Want a furry friend? Try a Chilean tarantula

PUBLISHED : Monday, 10 June, 2013, 12:00am
UPDATED : Monday, 10 June, 2013, 3:25am


As pets go, they are low-maintenance. No muss, no fuss, nice and quiet, and even a bit furry. So, how about snuggling up with a giant, non-biting tarantula?

A farm in Chile exports the palm-sized creatures to Asia, Europe and the US for sale as exotic household companions.

They go for US$25 each plus shipping, and need to be fed just once a week, preferably live cockroaches or worms. And they live a long time - up to 25 years in the case of females.

"Not everyone can keep a dog or cat. Tarantulas are cheaper and do not need as much attention.
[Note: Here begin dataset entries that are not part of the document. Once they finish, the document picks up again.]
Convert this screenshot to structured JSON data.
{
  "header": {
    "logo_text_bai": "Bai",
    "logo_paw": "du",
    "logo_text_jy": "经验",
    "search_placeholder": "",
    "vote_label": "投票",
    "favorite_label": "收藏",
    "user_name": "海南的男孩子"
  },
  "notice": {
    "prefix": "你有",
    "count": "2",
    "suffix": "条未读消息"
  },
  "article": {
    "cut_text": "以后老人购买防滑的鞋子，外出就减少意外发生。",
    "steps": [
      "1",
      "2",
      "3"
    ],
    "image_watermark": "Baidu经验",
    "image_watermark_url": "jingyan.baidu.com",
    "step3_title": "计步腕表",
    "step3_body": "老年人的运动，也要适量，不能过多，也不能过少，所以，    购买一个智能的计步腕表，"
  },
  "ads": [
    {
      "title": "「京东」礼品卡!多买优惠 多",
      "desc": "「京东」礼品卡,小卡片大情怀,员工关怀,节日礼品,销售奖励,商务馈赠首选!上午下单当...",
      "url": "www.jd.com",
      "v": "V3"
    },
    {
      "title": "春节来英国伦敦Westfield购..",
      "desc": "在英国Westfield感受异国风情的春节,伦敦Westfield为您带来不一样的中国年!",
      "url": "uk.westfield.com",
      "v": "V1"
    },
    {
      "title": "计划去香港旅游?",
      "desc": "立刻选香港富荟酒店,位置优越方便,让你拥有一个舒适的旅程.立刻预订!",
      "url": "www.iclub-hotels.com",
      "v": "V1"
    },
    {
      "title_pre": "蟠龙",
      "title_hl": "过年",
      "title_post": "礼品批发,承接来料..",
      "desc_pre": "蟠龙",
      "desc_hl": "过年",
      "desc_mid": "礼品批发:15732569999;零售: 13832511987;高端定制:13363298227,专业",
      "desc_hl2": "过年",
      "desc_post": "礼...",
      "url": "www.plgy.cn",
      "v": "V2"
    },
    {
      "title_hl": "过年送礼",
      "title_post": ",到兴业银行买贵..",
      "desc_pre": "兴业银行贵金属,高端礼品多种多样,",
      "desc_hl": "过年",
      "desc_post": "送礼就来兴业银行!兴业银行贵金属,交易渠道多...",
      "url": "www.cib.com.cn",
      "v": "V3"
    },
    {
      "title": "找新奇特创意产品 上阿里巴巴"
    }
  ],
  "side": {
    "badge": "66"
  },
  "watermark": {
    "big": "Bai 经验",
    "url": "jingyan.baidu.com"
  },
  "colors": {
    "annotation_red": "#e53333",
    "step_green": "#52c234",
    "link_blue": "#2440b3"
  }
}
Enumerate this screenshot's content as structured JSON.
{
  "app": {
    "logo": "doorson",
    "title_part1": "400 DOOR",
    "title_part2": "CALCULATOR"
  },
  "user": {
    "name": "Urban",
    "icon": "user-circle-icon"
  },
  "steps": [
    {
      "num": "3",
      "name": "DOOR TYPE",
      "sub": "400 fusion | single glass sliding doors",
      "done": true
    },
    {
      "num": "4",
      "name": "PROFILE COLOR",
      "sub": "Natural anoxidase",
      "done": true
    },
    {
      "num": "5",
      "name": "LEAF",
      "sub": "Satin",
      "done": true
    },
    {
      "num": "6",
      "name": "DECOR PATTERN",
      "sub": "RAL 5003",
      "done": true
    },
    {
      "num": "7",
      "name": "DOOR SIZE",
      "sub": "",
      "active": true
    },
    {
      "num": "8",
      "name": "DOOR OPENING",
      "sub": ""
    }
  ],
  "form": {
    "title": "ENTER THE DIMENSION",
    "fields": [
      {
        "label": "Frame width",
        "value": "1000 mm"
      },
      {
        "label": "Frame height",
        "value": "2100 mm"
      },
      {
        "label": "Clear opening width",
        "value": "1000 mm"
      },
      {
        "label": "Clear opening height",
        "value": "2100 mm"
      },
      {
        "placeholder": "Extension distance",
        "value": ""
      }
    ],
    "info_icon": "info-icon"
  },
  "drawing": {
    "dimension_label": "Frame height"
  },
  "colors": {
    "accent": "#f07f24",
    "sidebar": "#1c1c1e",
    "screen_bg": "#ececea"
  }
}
What's more, the world has changed and what with technology and cable television, people are learning about this kind of exotic animal and want one for their home," said Juan Gonzalez, a vet at the farm.

The farm is owned by Juan Pablo Orellana, an agronomist who gathers and raises these Chilean rose-hair tarantula.

Orellana's farm in Batuco exports about 30,000 of them a year. They travel in boxes with holes in them and a certificate that could be seen as a pedigree.

"For me the best part is going out to find new spiders," Orellana said. He gathers arachnids in hills outside the Chilean capital Santiago, and also raises and breeds species that are hardest to find.

In Chile, only 11 species of tarantula have been formally classified scientifically, but he himself possesses 20 different kinds. His farm boasts a rainbow of tarantulas: some have red abdomens, others have copper-coloured skin, and they have varying degrees of hairiness.

After filling his house with pet spiders, Orellana founded his company, called Andespiders, employing family members.

The United States is the farm's main client, and a volume-oriented wholesale one, while European buyers seek fewer tarantulas but a wider variety of species, Gonzalez said.

In recent months the farm has also delivered critters to the University of Antofagasta in northern Chile, which is researching the cancer-fighting features of Chilean spider and scorpion venom.